Communication and Perception
Japanese macaques are social primates and often vocalize within their troop and with related species. There are six groups of vocalizations used by Japanese macaques, including peaceful, defensive, aggressive, and warning vocalizations, which signal their mood. Other vocalizations include those that occur during female estrus and during infancy. More than 50% of vocalizations are peaceful or soothing in nature. Japanese macaques also make body gestures and facial expressions. In captivity during certain threatening situations, they display different facial expressions, including ear-flattening, opening their mouth to display teeth, raising their eyebrows, and even erecting their ears.
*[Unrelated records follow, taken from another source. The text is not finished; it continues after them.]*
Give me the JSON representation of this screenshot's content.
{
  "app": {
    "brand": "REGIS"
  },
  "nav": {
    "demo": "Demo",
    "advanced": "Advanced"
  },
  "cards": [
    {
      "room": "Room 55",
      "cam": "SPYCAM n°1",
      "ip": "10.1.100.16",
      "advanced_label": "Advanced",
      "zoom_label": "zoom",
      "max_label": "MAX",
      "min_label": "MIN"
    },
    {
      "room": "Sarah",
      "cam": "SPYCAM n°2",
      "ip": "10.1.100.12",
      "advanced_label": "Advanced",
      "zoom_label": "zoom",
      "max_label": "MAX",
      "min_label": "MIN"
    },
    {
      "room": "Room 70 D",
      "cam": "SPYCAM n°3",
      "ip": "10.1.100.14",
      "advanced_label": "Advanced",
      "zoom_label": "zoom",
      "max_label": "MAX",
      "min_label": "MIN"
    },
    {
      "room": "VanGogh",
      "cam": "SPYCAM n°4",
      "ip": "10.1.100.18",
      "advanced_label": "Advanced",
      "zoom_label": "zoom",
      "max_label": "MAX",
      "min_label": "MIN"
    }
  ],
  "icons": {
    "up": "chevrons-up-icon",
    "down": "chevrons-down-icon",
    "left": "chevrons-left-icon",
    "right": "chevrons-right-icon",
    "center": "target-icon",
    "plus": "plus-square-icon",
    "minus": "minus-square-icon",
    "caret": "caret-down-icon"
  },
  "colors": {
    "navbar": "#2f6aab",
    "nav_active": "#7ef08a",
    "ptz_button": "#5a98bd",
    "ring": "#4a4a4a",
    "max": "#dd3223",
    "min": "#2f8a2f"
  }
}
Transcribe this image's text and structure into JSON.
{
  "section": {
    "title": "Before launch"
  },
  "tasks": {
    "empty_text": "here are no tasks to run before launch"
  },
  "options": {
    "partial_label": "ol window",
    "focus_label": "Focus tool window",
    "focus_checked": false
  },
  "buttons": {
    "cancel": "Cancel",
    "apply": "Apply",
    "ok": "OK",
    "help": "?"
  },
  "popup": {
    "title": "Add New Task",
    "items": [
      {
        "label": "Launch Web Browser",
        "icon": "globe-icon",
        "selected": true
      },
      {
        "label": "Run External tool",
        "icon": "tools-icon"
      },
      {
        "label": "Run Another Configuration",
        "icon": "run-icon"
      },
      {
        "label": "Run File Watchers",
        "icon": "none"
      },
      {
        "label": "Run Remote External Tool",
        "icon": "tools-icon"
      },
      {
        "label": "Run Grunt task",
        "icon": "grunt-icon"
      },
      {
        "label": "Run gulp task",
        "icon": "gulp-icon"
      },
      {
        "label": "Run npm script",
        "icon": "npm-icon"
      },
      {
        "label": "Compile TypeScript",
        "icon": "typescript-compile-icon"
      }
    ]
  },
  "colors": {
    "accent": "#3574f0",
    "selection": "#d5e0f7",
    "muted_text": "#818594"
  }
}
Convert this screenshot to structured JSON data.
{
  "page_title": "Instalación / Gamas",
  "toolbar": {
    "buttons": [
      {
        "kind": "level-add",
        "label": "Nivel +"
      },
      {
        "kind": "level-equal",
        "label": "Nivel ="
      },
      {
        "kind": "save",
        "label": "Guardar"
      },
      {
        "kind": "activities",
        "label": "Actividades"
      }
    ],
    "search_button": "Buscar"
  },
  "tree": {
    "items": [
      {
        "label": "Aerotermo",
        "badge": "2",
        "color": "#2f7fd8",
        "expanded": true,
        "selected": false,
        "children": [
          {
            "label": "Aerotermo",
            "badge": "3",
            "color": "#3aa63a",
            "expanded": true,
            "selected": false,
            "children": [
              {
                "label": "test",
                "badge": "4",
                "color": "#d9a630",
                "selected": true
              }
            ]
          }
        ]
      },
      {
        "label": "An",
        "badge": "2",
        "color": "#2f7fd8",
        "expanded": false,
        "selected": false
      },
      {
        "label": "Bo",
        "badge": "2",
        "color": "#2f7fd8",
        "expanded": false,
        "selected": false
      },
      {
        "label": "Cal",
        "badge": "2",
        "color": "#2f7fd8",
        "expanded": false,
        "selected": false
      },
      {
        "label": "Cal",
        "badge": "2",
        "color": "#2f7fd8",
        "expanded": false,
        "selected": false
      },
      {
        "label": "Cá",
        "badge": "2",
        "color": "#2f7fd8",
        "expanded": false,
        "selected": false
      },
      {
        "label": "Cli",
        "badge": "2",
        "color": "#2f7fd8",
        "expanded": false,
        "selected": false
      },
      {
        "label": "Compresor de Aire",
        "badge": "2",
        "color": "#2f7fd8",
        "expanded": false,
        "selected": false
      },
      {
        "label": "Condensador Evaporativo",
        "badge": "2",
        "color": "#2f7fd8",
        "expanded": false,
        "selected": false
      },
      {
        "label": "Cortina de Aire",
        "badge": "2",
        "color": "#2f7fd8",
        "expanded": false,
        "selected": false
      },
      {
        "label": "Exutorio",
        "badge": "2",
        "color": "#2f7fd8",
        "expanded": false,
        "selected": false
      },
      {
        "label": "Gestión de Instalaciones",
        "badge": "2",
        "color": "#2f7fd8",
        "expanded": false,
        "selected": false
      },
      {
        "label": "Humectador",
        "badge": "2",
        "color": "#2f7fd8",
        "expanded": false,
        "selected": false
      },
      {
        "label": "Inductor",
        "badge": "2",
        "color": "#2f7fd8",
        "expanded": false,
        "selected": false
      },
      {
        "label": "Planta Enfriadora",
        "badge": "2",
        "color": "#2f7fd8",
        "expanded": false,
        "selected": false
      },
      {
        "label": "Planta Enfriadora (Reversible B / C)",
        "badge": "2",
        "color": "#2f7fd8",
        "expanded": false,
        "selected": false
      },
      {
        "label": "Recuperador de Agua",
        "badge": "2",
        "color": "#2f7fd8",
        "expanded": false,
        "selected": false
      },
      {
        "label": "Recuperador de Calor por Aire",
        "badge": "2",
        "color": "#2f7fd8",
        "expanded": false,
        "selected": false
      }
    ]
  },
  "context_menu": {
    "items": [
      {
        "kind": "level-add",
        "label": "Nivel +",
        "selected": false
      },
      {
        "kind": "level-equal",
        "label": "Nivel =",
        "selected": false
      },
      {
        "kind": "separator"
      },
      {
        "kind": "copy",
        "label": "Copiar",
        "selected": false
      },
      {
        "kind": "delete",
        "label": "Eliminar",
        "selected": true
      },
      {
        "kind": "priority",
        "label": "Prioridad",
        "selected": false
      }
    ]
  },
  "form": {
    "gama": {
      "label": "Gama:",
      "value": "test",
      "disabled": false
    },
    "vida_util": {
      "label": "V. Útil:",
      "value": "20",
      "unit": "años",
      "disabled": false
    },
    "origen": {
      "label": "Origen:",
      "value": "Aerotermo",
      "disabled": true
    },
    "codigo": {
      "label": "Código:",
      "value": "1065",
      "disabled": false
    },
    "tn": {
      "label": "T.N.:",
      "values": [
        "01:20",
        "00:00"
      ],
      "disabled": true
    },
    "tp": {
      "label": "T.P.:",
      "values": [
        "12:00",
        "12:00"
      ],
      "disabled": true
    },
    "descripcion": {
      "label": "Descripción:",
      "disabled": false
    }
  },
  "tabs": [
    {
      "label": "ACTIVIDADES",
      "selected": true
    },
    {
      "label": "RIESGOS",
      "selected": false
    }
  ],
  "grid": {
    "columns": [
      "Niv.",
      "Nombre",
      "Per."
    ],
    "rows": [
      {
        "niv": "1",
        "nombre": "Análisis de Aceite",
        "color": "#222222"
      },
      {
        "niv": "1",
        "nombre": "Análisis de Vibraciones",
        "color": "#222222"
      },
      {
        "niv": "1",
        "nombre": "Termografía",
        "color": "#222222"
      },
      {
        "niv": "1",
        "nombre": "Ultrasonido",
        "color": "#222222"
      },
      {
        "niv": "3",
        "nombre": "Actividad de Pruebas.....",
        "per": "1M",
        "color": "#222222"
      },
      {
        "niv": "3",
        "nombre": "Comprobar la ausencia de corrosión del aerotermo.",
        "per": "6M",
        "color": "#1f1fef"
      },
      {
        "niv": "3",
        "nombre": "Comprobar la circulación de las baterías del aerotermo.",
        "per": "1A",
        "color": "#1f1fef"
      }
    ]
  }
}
Subordinate individuals also grimace, lip-smack, display their hindquarters and practice gaze-avoidance. Display behaviors are also common in Japanese macaques, with several different postures such as kicking, shaking, and leaping. These expressions increase in frequency in males during mating season, but they do not increase in females.
Communication Channels: visual ; tactile ; acoustic
Perception Channels: visual ; acoustic